§ **Work request**: Using the records that follow, count the lines containing the word "pool" and give that number only.

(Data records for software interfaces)
___

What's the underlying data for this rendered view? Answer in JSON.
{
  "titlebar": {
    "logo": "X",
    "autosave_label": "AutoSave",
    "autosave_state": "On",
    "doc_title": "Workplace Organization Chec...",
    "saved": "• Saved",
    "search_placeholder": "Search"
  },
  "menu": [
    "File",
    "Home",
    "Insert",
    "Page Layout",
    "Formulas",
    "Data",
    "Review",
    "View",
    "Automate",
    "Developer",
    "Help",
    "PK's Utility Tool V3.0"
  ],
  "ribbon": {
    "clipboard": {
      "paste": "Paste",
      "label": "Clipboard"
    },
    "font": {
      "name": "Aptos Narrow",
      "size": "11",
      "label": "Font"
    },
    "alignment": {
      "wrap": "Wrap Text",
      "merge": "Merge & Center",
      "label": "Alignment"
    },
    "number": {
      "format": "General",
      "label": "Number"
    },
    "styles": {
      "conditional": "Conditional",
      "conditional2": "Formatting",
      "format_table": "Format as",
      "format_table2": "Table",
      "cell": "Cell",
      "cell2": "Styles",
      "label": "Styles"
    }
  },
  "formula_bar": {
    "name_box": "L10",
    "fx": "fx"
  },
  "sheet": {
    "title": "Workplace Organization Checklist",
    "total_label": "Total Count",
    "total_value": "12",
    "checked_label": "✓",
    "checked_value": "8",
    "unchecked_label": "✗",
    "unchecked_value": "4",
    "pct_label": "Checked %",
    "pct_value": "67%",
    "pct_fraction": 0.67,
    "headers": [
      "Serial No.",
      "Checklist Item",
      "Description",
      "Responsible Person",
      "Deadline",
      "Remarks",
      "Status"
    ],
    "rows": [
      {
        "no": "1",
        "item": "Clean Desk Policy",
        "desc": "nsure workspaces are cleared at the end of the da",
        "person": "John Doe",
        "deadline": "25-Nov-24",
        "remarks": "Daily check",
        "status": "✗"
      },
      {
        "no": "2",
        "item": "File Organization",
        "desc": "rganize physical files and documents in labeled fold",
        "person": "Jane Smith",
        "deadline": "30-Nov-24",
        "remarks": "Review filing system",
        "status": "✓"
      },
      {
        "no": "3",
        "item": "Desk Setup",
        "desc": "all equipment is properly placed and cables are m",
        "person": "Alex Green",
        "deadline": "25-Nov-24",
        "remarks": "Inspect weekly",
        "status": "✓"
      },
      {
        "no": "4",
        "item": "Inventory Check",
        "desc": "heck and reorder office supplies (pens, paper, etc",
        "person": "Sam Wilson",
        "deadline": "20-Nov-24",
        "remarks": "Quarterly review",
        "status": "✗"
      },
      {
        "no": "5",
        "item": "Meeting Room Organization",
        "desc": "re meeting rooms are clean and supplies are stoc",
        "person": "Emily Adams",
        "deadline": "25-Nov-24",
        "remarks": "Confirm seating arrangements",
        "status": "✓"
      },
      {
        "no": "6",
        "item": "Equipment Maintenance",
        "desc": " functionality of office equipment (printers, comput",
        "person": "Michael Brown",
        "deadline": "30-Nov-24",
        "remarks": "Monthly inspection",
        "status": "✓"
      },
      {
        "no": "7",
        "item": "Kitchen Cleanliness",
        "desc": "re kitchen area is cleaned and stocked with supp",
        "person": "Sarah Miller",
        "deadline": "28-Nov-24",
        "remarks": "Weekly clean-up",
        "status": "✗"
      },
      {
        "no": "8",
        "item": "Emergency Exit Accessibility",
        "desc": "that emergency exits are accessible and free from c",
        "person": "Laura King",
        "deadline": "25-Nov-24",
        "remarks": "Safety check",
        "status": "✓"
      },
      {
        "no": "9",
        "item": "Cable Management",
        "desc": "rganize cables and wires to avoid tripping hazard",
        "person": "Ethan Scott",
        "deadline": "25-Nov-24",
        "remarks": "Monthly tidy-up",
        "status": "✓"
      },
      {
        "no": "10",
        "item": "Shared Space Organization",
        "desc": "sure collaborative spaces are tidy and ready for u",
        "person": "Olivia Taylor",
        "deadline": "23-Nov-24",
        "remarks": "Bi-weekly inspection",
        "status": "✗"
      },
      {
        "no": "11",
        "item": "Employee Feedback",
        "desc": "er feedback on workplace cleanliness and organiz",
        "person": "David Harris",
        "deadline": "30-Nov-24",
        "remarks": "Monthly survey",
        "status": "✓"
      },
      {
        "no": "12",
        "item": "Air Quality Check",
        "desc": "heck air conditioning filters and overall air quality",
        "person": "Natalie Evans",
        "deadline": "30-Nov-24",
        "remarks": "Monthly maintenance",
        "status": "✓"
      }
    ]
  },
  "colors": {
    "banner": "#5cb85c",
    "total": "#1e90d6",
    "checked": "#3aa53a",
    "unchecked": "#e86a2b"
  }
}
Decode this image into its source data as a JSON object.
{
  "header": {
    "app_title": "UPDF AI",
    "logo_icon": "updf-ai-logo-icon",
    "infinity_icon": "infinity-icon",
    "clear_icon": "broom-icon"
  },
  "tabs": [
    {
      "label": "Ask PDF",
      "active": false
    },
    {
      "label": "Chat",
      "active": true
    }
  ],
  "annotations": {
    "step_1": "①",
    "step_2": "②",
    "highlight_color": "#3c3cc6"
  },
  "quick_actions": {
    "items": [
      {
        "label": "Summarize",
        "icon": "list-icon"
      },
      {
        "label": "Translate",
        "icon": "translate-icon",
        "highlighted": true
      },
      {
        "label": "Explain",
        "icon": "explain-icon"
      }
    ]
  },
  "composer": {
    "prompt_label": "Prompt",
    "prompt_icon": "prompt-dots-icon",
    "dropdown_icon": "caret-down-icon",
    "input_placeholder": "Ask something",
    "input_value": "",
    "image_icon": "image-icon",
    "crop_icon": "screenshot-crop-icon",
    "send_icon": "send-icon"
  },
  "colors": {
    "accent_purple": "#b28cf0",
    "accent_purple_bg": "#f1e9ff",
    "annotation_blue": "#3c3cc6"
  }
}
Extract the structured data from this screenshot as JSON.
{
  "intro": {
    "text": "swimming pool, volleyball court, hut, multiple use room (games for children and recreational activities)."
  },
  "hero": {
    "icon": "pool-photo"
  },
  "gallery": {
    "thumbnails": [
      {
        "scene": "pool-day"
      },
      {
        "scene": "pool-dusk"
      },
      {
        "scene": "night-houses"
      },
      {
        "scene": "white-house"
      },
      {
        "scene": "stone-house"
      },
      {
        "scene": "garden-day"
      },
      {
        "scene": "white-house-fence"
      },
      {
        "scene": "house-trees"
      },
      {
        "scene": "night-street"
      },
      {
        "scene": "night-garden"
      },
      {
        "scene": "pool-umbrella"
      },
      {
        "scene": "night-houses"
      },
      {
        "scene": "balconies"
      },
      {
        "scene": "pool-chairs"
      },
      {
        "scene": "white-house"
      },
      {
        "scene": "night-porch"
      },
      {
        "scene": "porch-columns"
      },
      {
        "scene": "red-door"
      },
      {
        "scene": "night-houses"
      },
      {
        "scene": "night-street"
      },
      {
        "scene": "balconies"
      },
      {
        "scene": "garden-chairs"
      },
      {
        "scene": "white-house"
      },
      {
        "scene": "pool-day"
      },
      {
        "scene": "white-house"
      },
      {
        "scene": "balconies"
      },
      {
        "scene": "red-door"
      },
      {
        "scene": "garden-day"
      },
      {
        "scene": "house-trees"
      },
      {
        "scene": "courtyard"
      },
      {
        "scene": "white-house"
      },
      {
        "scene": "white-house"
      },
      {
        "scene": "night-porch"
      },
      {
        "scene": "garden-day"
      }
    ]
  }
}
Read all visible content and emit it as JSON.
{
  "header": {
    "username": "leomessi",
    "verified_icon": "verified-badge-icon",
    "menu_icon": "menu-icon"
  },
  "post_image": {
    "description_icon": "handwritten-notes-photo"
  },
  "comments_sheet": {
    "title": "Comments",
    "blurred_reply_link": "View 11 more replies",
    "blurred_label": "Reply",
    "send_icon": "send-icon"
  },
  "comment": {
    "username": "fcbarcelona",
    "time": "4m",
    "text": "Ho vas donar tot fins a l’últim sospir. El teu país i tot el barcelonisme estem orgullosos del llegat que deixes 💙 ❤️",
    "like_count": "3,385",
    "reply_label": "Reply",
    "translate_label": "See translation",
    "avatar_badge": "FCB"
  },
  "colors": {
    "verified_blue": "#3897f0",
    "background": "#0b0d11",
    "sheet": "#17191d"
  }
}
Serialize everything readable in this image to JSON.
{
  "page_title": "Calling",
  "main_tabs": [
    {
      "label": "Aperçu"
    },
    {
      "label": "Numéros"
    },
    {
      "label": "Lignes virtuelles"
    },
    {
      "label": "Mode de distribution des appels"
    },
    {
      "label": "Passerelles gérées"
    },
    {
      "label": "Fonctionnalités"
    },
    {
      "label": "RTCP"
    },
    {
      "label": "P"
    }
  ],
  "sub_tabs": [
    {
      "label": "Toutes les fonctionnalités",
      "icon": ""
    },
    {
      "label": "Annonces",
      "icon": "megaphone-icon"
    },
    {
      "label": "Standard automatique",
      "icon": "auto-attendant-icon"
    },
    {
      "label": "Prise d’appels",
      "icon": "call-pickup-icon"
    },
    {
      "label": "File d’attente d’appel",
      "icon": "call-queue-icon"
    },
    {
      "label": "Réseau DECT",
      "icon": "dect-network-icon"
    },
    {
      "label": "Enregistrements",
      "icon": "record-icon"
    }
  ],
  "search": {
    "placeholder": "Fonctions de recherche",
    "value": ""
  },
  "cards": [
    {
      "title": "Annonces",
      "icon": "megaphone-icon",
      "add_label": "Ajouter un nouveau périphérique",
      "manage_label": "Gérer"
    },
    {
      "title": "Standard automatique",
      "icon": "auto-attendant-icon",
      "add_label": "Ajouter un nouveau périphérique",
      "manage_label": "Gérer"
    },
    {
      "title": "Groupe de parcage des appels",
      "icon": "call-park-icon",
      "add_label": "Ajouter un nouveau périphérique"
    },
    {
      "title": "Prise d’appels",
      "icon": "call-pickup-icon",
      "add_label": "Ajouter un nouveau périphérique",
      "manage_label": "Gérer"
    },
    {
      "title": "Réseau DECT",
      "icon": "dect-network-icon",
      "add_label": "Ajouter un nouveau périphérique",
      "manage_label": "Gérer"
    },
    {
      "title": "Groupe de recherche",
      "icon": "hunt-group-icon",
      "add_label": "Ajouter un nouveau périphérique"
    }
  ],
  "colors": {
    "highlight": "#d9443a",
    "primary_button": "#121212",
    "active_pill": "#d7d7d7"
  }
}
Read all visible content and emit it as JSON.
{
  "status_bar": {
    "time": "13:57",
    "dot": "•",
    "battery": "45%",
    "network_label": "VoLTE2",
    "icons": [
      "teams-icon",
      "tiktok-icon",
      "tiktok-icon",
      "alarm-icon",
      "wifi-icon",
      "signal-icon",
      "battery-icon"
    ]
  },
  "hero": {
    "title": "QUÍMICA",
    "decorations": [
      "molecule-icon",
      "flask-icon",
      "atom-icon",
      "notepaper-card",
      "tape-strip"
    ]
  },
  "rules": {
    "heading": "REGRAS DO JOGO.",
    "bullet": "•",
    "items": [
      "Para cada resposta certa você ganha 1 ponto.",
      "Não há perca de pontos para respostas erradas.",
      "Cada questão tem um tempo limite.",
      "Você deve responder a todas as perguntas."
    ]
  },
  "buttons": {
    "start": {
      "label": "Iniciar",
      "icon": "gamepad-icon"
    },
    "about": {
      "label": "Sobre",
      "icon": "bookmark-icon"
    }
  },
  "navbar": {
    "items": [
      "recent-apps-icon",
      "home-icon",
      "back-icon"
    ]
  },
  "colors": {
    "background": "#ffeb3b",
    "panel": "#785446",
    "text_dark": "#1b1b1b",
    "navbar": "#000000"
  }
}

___

§ **Solution for this exercise**: 7